** EXTRACTED RECORDS **

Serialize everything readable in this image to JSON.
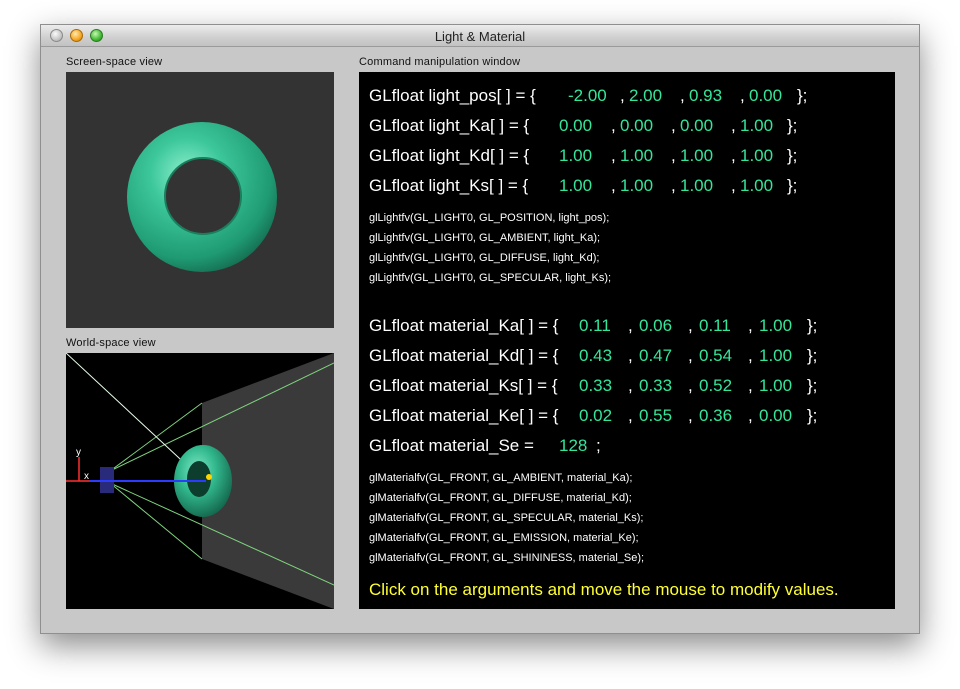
{
  "window": {
    "title": "Light & Material"
  },
  "screen_view": {
    "label": "Screen-space view",
    "torus_color": "#3cc79a"
  },
  "world_view": {
    "label": "World-space view",
    "axis_labels": {
      "x": "x",
      "y": "y"
    }
  },
  "command_window": {
    "label": "Command manipulation window",
    "light": [
      {
        "prefix": "GLfloat light_pos[ ] = {",
        "values": [
          "-2.00",
          "2.00",
          "0.93",
          "0.00"
        ]
      },
      {
        "prefix": "GLfloat light_Ka[ ] = {",
        "values": [
          "0.00",
          "0.00",
          "0.00",
          "1.00"
        ]
      },
      {
        "prefix": "GLfloat light_Kd[ ] = {",
        "values": [
          "1.00",
          "1.00",
          "1.00",
          "1.00"
        ]
      },
      {
        "prefix": "GLfloat light_Ks[ ] = {",
        "values": [
          "1.00",
          "1.00",
          "1.00",
          "1.00"
        ]
      }
    ],
    "light_calls": [
      "glLightfv(GL_LIGHT0, GL_POSITION, light_pos);",
      "glLightfv(GL_LIGHT0, GL_AMBIENT, light_Ka);",
      "glLightfv(GL_LIGHT0, GL_DIFFUSE, light_Kd);",
      "glLightfv(GL_LIGHT0, GL_SPECULAR, light_Ks);"
    ],
    "material": [
      {
        "prefix": "GLfloat material_Ka[ ] = {",
        "values": [
          "0.11",
          "0.06",
          "0.11",
          "1.00"
        ]
      },
      {
        "prefix": "GLfloat material_Kd[ ] = {",
        "values": [
          "0.43",
          "0.47",
          "0.54",
          "1.00"
        ]
      },
      {
        "prefix": "GLfloat material_Ks[ ] = {",
        "values": [
          "0.33",
          "0.33",
          "0.52",
          "1.00"
        ]
      },
      {
        "prefix": "GLfloat material_Ke[ ] = {",
        "values": [
          "0.02",
          "0.55",
          "0.36",
          "0.00"
        ]
      }
    ],
    "shininess": {
      "prefix": "GLfloat material_Se =",
      "value": "128",
      "suffix": ";"
    },
    "material_calls": [
      "glMaterialfv(GL_FRONT, GL_AMBIENT, material_Ka);",
      "glMaterialfv(GL_FRONT, GL_DIFFUSE, material_Kd);",
      "glMaterialfv(GL_FRONT, GL_SPECULAR, material_Ks);",
      "glMaterialfv(GL_FRONT, GL_EMISSION, material_Ke);",
      "glMaterialfv(GL_FRONT, GL_SHININESS, material_Se);"
    ],
    "comma": ",",
    "closing": "};",
    "hint": "Click on the arguments and move the mouse to modify values."
  },
  "colors": {
    "value_green": "#33e69a",
    "hint_yellow": "#ffff33"
  }
}
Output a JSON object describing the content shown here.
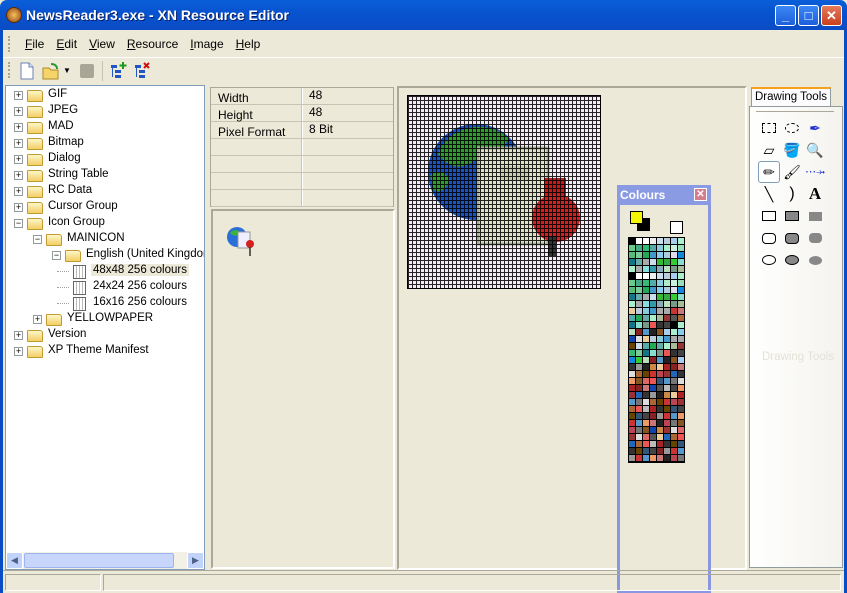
{
  "window": {
    "title": "NewsReader3.exe - XN Resource Editor",
    "minimize": "_",
    "maximize": "□",
    "close": "✕"
  },
  "menu": [
    {
      "label": "File",
      "key": "F",
      "rest": "ile"
    },
    {
      "label": "Edit",
      "key": "E",
      "rest": "dit"
    },
    {
      "label": "View",
      "key": "V",
      "rest": "iew"
    },
    {
      "label": "Resource",
      "key": "R",
      "rest": "esource"
    },
    {
      "label": "Image",
      "key": "I",
      "rest": "mage"
    },
    {
      "label": "Help",
      "key": "H",
      "rest": "elp"
    }
  ],
  "toolbar": [
    "new-file-icon",
    "open-folder-icon",
    "save-icon",
    "add-resource-icon",
    "delete-resource-icon"
  ],
  "tree": {
    "nodes": [
      {
        "label": "GIF",
        "level": 0,
        "type": "folder",
        "toggle": "+"
      },
      {
        "label": "JPEG",
        "level": 0,
        "type": "folder",
        "toggle": "+"
      },
      {
        "label": "MAD",
        "level": 0,
        "type": "folder",
        "toggle": "+"
      },
      {
        "label": "Bitmap",
        "level": 0,
        "type": "folder",
        "toggle": "+"
      },
      {
        "label": "Dialog",
        "level": 0,
        "type": "folder",
        "toggle": "+"
      },
      {
        "label": "String Table",
        "level": 0,
        "type": "folder",
        "toggle": "+"
      },
      {
        "label": "RC Data",
        "level": 0,
        "type": "folder",
        "toggle": "+"
      },
      {
        "label": "Cursor Group",
        "level": 0,
        "type": "folder",
        "toggle": "+"
      },
      {
        "label": "Icon Group",
        "level": 0,
        "type": "folder",
        "toggle": "-"
      },
      {
        "label": "MAINICON",
        "level": 1,
        "type": "folder",
        "toggle": "-"
      },
      {
        "label": "English (United Kingdom",
        "level": 2,
        "type": "folder",
        "toggle": "-"
      },
      {
        "label": "48x48 256 colours",
        "level": 3,
        "type": "file",
        "selected": true
      },
      {
        "label": "24x24 256 colours",
        "level": 3,
        "type": "file"
      },
      {
        "label": "16x16 256 colours",
        "level": 3,
        "type": "file"
      },
      {
        "label": "YELLOWPAPER",
        "level": 1,
        "type": "folder",
        "toggle": "+"
      },
      {
        "label": "Version",
        "level": 0,
        "type": "folder",
        "toggle": "+"
      },
      {
        "label": "XP Theme Manifest",
        "level": 0,
        "type": "folder",
        "toggle": "+"
      }
    ]
  },
  "properties": [
    {
      "key": "Width",
      "value": "48"
    },
    {
      "key": "Height",
      "value": "48"
    },
    {
      "key": "Pixel Format",
      "value": "8 Bit"
    },
    {
      "key": "",
      "value": ""
    },
    {
      "key": "",
      "value": ""
    },
    {
      "key": "",
      "value": ""
    },
    {
      "key": "",
      "value": ""
    }
  ],
  "drawing_tools": {
    "tab": "Drawing Tools",
    "ghost_label": "Drawing Tools",
    "tools": [
      "rect-select-icon",
      "lasso-select-icon",
      "eyedropper-icon",
      "eraser-icon",
      "fill-bucket-icon",
      "magnifier-icon",
      "pencil-icon",
      "brush-icon",
      "airbrush-icon",
      "line-icon",
      "curve-icon",
      "text-icon",
      "rectangle-outline-icon",
      "rectangle-filled-outline-icon",
      "rectangle-filled-icon",
      "rounded-rect-outline-icon",
      "rounded-rect-filled-outline-icon",
      "rounded-rect-filled-icon",
      "ellipse-outline-icon",
      "ellipse-filled-outline-icon",
      "ellipse-filled-icon"
    ],
    "active": "pencil-icon"
  },
  "colours": {
    "title": "Colours",
    "foreground": "#f5f500",
    "background": "#000000"
  }
}
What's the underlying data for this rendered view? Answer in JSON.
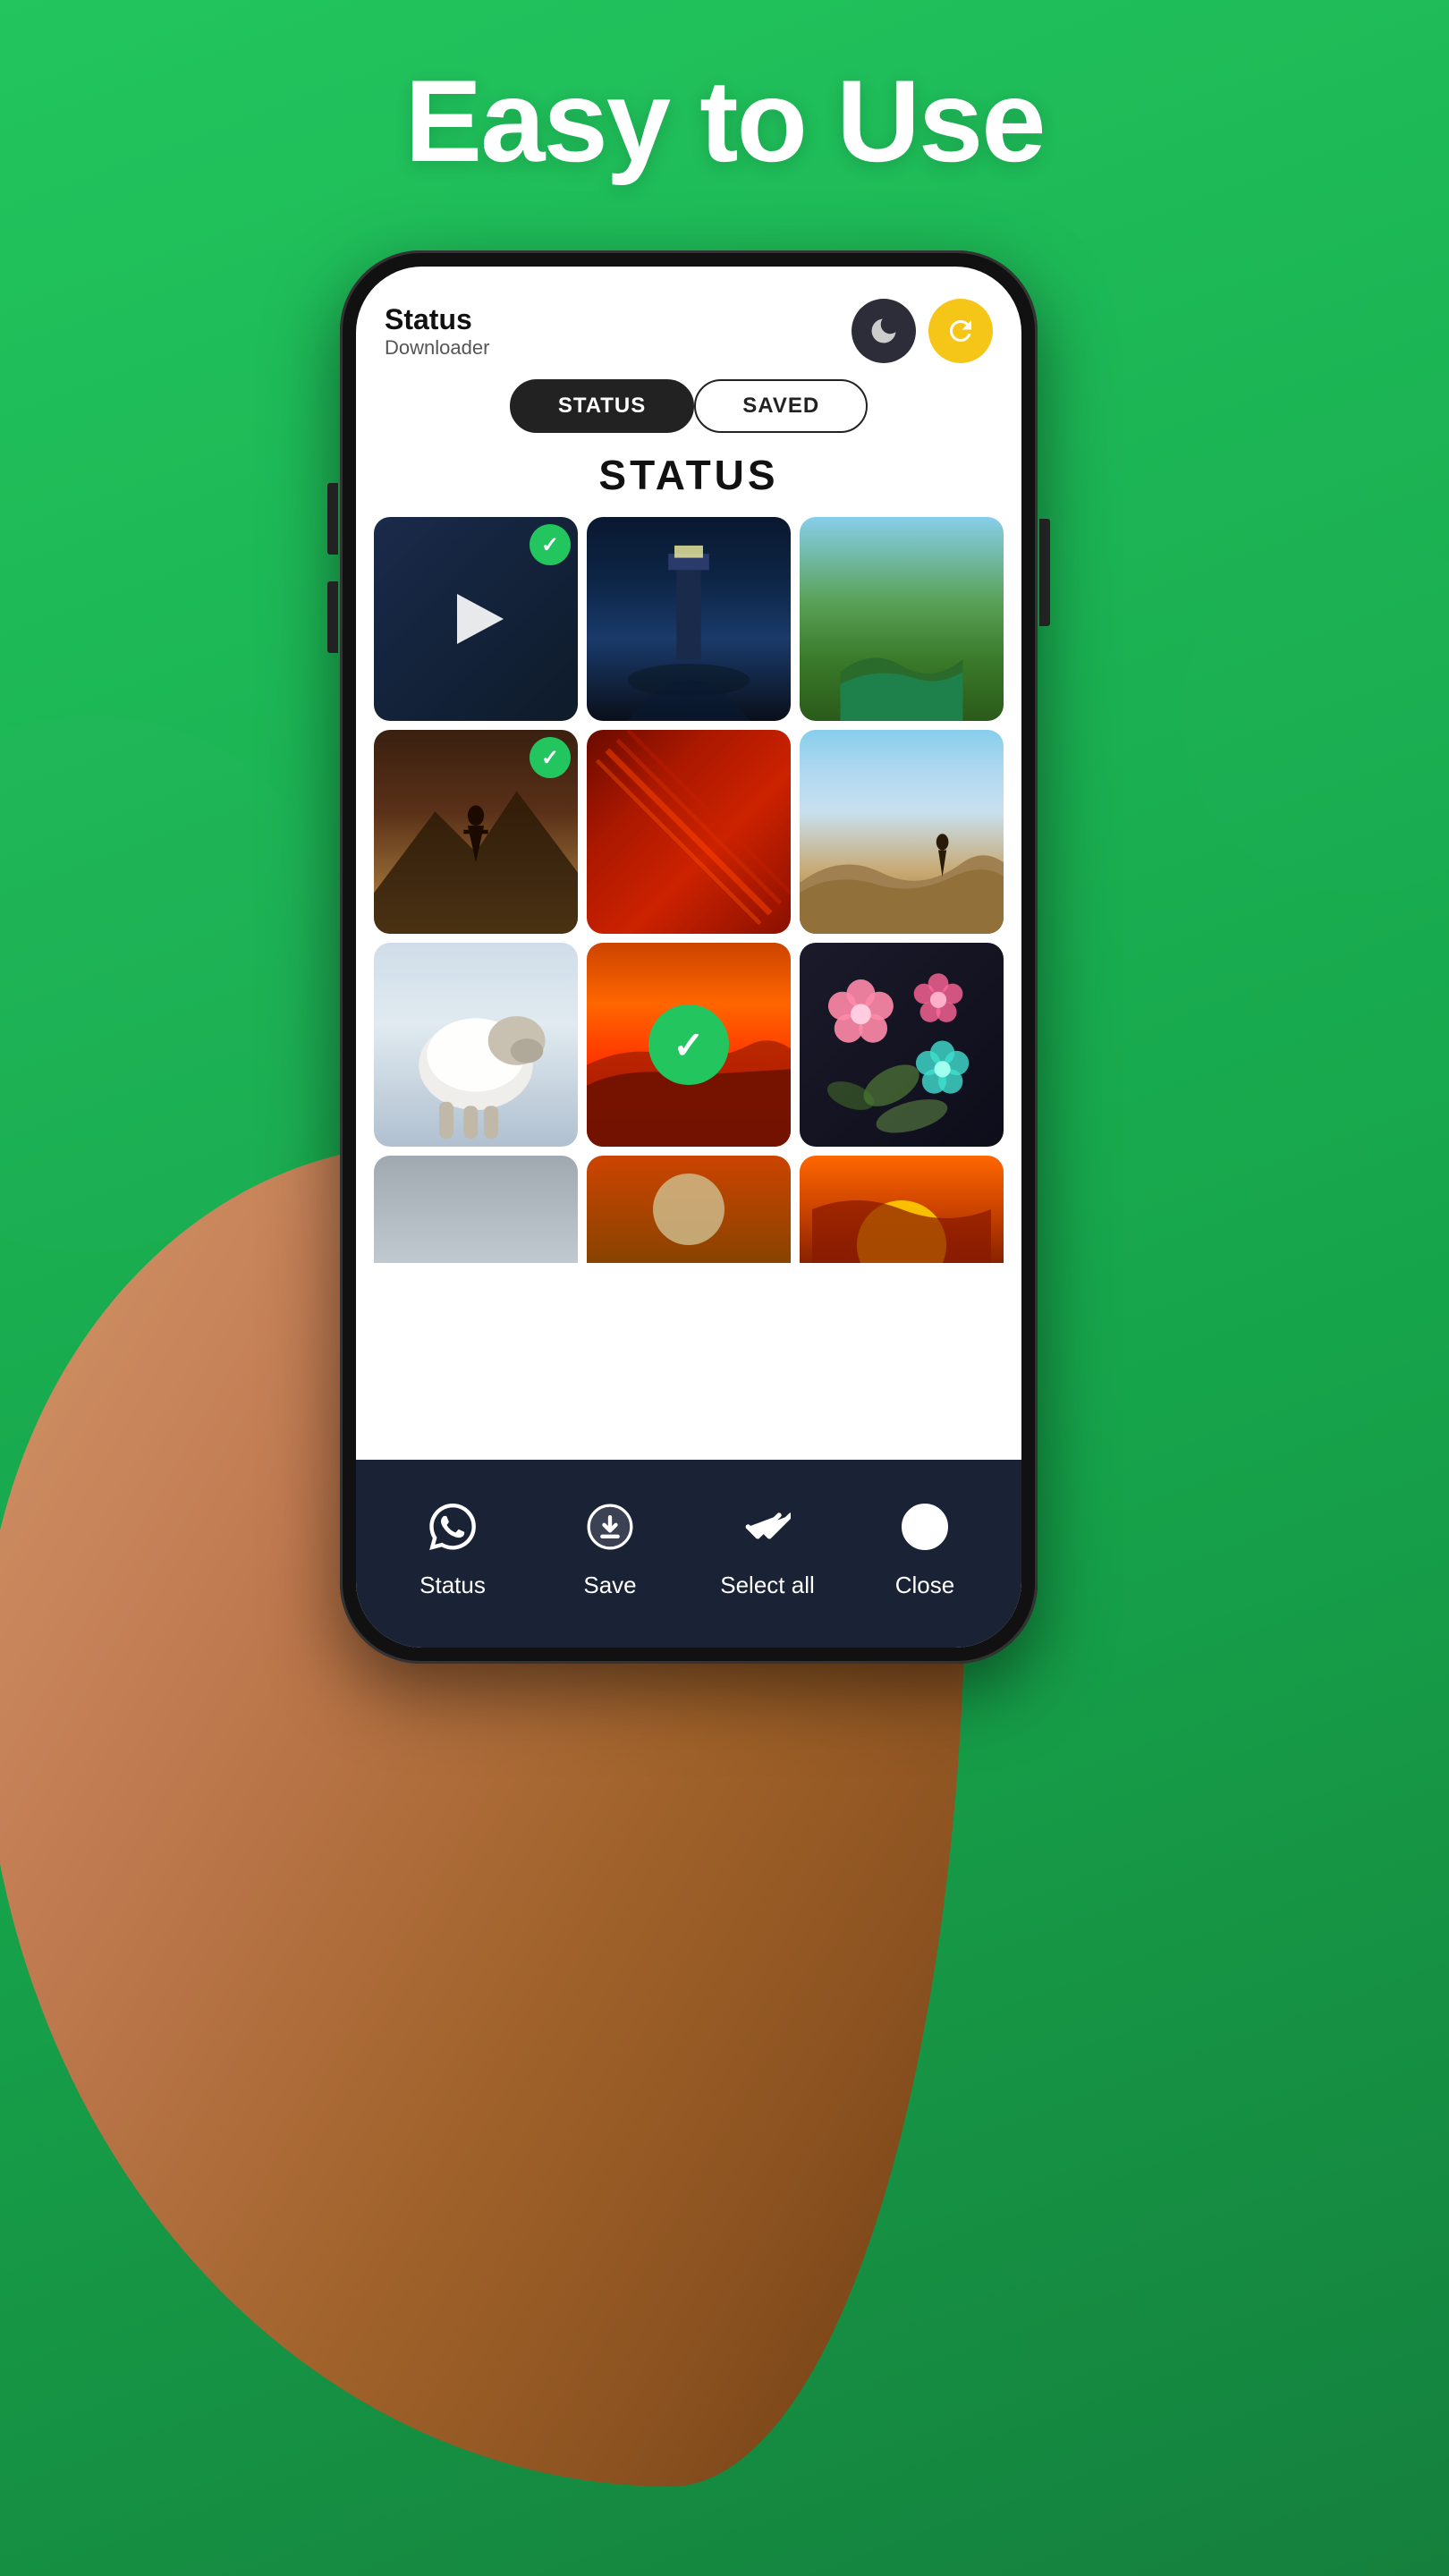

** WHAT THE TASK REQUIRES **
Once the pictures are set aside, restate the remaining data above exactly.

** TASK SOLUTION **
Serialize everything readable in this image to JSON.
{
  "window": {
    "title": "Light & Material"
  },
  "screen_view": {
    "label": "Screen-space view",
    "torus_color": "#3cc79a"
  },
  "world_view": {
    "label": "World-space view",
    "axis_labels": {
      "x": "x",
      "y": "y"
    }
  },
  "command_window": {
    "label": "Command manipulation window",
    "light": [
      {
        "prefix": "GLfloat light_pos[ ] = {",
        "values": [
          "-2.00",
          "2.00",
          "0.93",
          "0.00"
        ]
      },
      {
        "prefix": "GLfloat light_Ka[ ] = {",
        "values": [
          "0.00",
          "0.00",
          "0.00",
          "1.00"
        ]
      },
      {
        "prefix": "GLfloat light_Kd[ ] = {",
        "values": [
          "1.00",
          "1.00",
          "1.00",
          "1.00"
        ]
      },
      {
        "prefix": "GLfloat light_Ks[ ] = {",
        "values": [
          "1.00",
          "1.00",
          "1.00",
          "1.00"
        ]
      }
    ],
    "light_calls": [
      "glLightfv(GL_LIGHT0, GL_POSITION, light_pos);",
      "glLightfv(GL_LIGHT0, GL_AMBIENT, light_Ka);",
      "glLightfv(GL_LIGHT0, GL_DIFFUSE, light_Kd);",
      "glLightfv(GL_LIGHT0, GL_SPECULAR, light_Ks);"
    ],
    "material": [
      {
        "prefix": "GLfloat material_Ka[ ] = {",
        "values": [
          "0.11",
          "0.06",
          "0.11",
          "1.00"
        ]
      },
      {
        "prefix": "GLfloat material_Kd[ ] = {",
        "values": [
          "0.43",
          "0.47",
          "0.54",
          "1.00"
        ]
      },
      {
        "prefix": "GLfloat material_Ks[ ] = {",
        "values": [
          "0.33",
          "0.33",
          "0.52",
          "1.00"
        ]
      },
      {
        "prefix": "GLfloat material_Ke[ ] = {",
        "values": [
          "0.02",
          "0.55",
          "0.36",
          "0.00"
        ]
      }
    ],
    "shininess": {
      "prefix": "GLfloat material_Se =",
      "value": "128",
      "suffix": ";"
    },
    "material_calls": [
      "glMaterialfv(GL_FRONT, GL_AMBIENT, material_Ka);",
      "glMaterialfv(GL_FRONT, GL_DIFFUSE, material_Kd);",
      "glMaterialfv(GL_FRONT, GL_SPECULAR, material_Ks);",
      "glMaterialfv(GL_FRONT, GL_EMISSION, material_Ke);",
      "glMaterialfv(GL_FRONT, GL_SHININESS, material_Se);"
    ],
    "comma": ",",
    "closing": "};",
    "hint": "Click on the arguments and move the mouse to modify values."
  },
  "colors": {
    "value_green": "#33e69a",
    "hint_yellow": "#ffff33"
  }
}
Output a JSON object describing the content shown here.
{
  "window": {
    "title": "NewsReader3.exe - XN Resource Editor",
    "minimize": "_",
    "maximize": "□",
    "close": "✕"
  },
  "menu": [
    {
      "label": "File",
      "key": "F",
      "rest": "ile"
    },
    {
      "label": "Edit",
      "key": "E",
      "rest": "dit"
    },
    {
      "label": "View",
      "key": "V",
      "rest": "iew"
    },
    {
      "label": "Resource",
      "key": "R",
      "rest": "esource"
    },
    {
      "label": "Image",
      "key": "I",
      "rest": "mage"
    },
    {
      "label": "Help",
      "key": "H",
      "rest": "elp"
    }
  ],
  "toolbar": [
    "new-file-icon",
    "open-folder-icon",
    "save-icon",
    "add-resource-icon",
    "delete-resource-icon"
  ],
  "tree": {
    "nodes": [
      {
        "label": "GIF",
        "level": 0,
        "type": "folder",
        "toggle": "+"
      },
      {
        "label": "JPEG",
        "level": 0,
        "type": "folder",
        "toggle": "+"
      },
      {
        "label": "MAD",
        "level": 0,
        "type": "folder",
        "toggle": "+"
      },
      {
        "label": "Bitmap",
        "level": 0,
        "type": "folder",
        "toggle": "+"
      },
      {
        "label": "Dialog",
        "level": 0,
        "type": "folder",
        "toggle": "+"
      },
      {
        "label": "String Table",
        "level": 0,
        "type": "folder",
        "toggle": "+"
      },
      {
        "label": "RC Data",
        "level": 0,
        "type": "folder",
        "toggle": "+"
      },
      {
        "label": "Cursor Group",
        "level": 0,
        "type": "folder",
        "toggle": "+"
      },
      {
        "label": "Icon Group",
        "level": 0,
        "type": "folder",
        "toggle": "-"
      },
      {
        "label": "MAINICON",
        "level": 1,
        "type": "folder",
        "toggle": "-"
      },
      {
        "label": "English (United Kingdom",
        "level": 2,
        "type": "folder",
        "toggle": "-"
      },
      {
        "label": "48x48 256 colours",
        "level": 3,
        "type": "file",
        "selected": true
      },
      {
        "label": "24x24 256 colours",
        "level": 3,
        "type": "file"
      },
      {
        "label": "16x16 256 colours",
        "level": 3,
        "type": "file"
      },
      {
        "label": "YELLOWPAPER",
        "level": 1,
        "type": "folder",
        "toggle": "+"
      },
      {
        "label": "Version",
        "level": 0,
        "type": "folder",
        "toggle": "+"
      },
      {
        "label": "XP Theme Manifest",
        "level": 0,
        "type": "folder",
        "toggle": "+"
      }
    ]
  },
  "properties": [
    {
      "key": "Width",
      "value": "48"
    },
    {
      "key": "Height",
      "value": "48"
    },
    {
      "key": "Pixel Format",
      "value": "8 Bit"
    },
    {
      "key": "",
      "value": ""
    },
    {
      "key": "",
      "value": ""
    },
    {
      "key": "",
      "value": ""
    },
    {
      "key": "",
      "value": ""
    }
  ],
  "drawing_tools": {
    "tab": "Drawing Tools",
    "ghost_label": "Drawing Tools",
    "tools": [
      "rect-select-icon",
      "lasso-select-icon",
      "eyedropper-icon",
      "eraser-icon",
      "fill-bucket-icon",
      "magnifier-icon",
      "pencil-icon",
      "brush-icon",
      "airbrush-icon",
      "line-icon",
      "curve-icon",
      "text-icon",
      "rectangle-outline-icon",
      "rectangle-filled-outline-icon",
      "rectangle-filled-icon",
      "rounded-rect-outline-icon",
      "rounded-rect-filled-outline-icon",
      "rounded-rect-filled-icon",
      "ellipse-outline-icon",
      "ellipse-filled-outline-icon",
      "ellipse-filled-icon"
    ],
    "active": "pencil-icon"
  },
  "colours": {
    "title": "Colours",
    "foreground": "#f5f500",
    "background": "#000000"
  }
}
What's the underlying data for this rendered view? Answer in JSON.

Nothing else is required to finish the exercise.